Input records section start

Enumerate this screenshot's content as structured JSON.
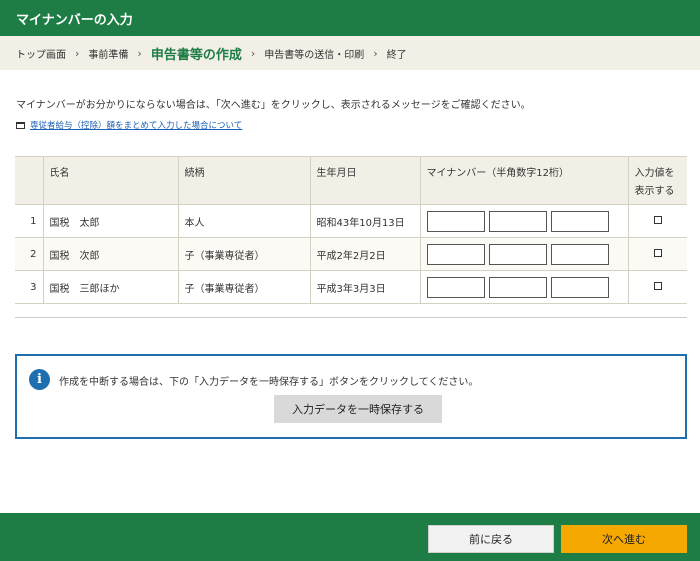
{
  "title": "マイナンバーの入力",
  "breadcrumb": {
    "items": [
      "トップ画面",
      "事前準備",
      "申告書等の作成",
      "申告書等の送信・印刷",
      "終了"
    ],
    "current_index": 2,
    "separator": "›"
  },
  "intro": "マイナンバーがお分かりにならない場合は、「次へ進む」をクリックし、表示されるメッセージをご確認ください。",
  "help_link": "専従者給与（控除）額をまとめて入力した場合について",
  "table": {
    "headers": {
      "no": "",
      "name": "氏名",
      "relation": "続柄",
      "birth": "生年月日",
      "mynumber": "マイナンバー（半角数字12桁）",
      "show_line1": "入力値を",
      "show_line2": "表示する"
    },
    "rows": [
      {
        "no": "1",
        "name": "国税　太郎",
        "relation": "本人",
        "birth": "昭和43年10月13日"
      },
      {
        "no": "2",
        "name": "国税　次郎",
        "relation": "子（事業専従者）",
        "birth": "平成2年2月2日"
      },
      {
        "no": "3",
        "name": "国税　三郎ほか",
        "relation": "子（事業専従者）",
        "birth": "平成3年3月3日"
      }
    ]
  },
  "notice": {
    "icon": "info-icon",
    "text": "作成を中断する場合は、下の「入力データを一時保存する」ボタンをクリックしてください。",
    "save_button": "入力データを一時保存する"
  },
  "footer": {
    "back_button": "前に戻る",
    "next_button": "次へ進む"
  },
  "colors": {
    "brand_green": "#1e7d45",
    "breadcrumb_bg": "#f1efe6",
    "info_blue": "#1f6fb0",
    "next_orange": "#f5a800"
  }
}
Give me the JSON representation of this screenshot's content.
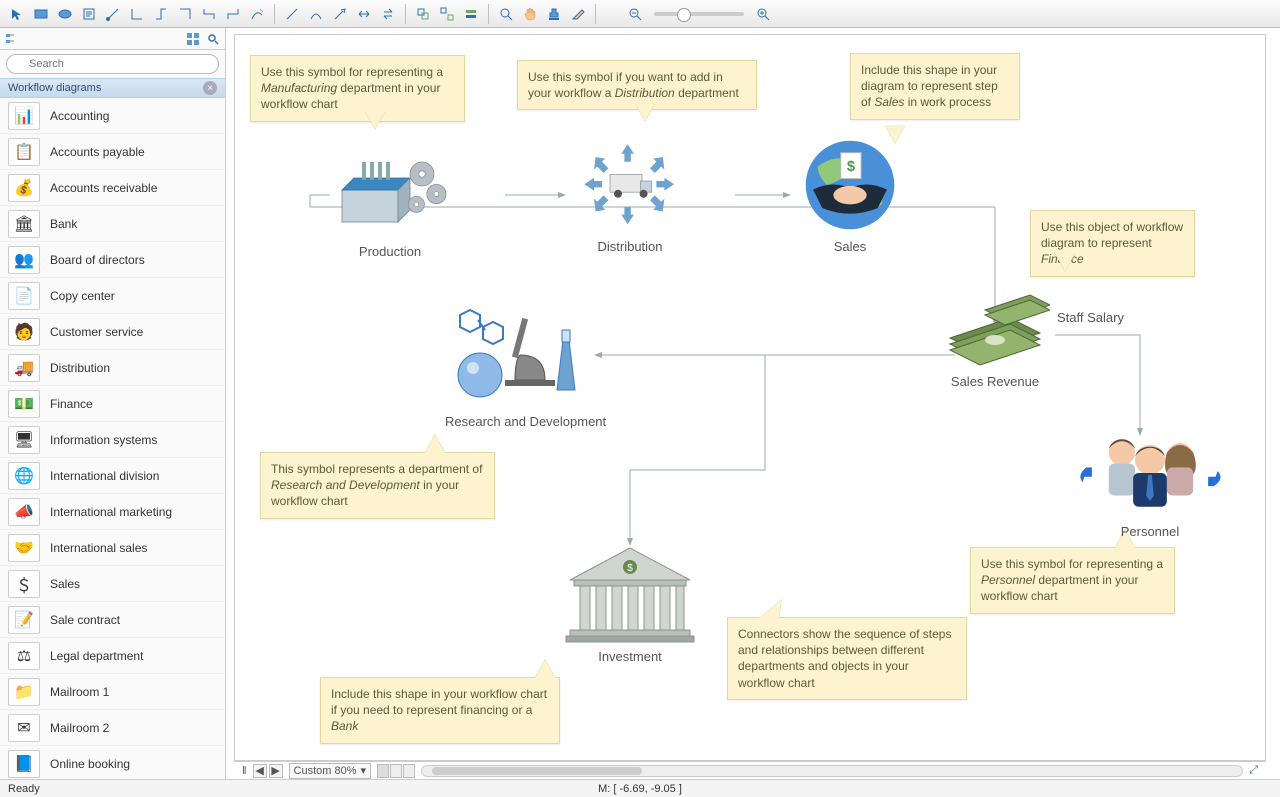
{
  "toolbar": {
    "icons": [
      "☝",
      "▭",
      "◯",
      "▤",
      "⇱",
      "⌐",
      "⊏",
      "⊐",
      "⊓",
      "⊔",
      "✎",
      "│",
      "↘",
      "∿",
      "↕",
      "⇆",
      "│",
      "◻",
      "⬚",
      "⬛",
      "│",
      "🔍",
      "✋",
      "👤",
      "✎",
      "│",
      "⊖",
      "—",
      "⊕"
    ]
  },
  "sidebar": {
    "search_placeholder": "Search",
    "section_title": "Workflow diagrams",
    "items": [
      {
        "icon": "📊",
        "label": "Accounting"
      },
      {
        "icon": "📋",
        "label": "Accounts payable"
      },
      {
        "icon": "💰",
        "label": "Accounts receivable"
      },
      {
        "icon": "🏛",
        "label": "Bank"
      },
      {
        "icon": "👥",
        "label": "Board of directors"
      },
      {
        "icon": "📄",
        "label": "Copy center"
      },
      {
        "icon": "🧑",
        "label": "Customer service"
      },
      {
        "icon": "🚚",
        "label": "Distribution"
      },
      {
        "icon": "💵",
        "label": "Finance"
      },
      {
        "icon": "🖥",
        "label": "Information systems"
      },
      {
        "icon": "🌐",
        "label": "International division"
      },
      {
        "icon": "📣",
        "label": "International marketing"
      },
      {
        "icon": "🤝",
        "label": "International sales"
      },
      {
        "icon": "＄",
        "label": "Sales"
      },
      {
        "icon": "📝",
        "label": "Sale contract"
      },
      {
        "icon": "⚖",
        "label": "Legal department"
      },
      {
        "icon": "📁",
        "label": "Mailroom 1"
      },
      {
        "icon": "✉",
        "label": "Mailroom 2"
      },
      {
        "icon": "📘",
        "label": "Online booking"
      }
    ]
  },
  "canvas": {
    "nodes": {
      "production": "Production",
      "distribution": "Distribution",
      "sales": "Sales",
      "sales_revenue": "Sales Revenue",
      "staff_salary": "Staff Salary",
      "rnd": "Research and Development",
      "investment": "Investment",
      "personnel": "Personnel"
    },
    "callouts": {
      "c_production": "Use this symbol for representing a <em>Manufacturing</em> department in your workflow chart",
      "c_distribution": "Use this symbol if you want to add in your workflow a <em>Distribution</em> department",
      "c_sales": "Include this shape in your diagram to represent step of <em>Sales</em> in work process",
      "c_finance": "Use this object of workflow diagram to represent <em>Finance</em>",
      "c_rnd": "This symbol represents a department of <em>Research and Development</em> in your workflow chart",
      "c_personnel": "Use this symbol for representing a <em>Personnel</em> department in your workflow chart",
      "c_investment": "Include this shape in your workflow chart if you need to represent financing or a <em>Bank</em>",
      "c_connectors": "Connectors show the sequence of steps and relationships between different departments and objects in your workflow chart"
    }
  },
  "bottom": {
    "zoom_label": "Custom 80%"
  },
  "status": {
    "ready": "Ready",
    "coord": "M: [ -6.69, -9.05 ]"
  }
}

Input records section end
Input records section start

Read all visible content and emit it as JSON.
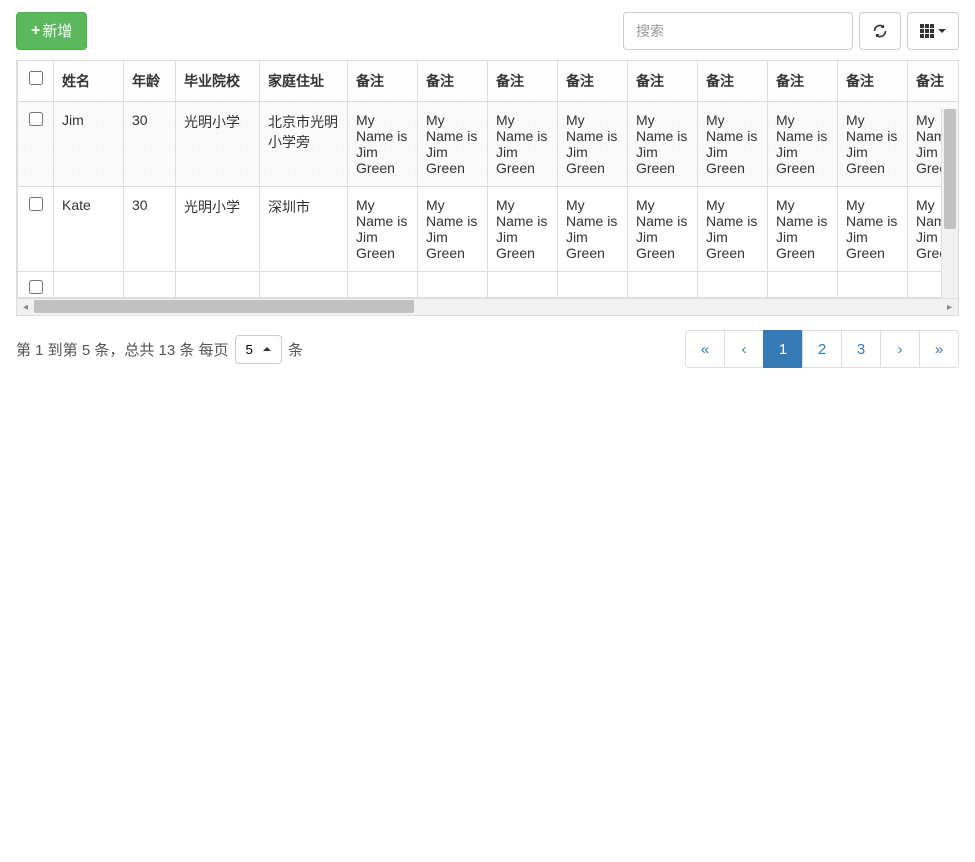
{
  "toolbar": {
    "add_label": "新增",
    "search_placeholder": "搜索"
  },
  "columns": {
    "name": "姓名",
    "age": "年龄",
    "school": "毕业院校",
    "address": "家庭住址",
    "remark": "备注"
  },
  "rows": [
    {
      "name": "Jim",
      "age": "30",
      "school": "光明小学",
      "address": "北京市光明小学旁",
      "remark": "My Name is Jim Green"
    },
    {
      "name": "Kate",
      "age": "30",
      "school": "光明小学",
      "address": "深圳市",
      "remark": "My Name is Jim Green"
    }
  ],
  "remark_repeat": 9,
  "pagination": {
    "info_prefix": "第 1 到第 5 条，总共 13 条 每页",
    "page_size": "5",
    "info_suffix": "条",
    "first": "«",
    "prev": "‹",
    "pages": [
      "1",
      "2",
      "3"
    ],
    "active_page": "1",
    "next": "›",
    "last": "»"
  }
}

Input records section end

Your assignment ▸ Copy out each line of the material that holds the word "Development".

Exercise result ▸
      "rnd": "Research and Development",
      "c_rnd": "This symbol represents a department of <em>Research and Development</em> in your workflow chart",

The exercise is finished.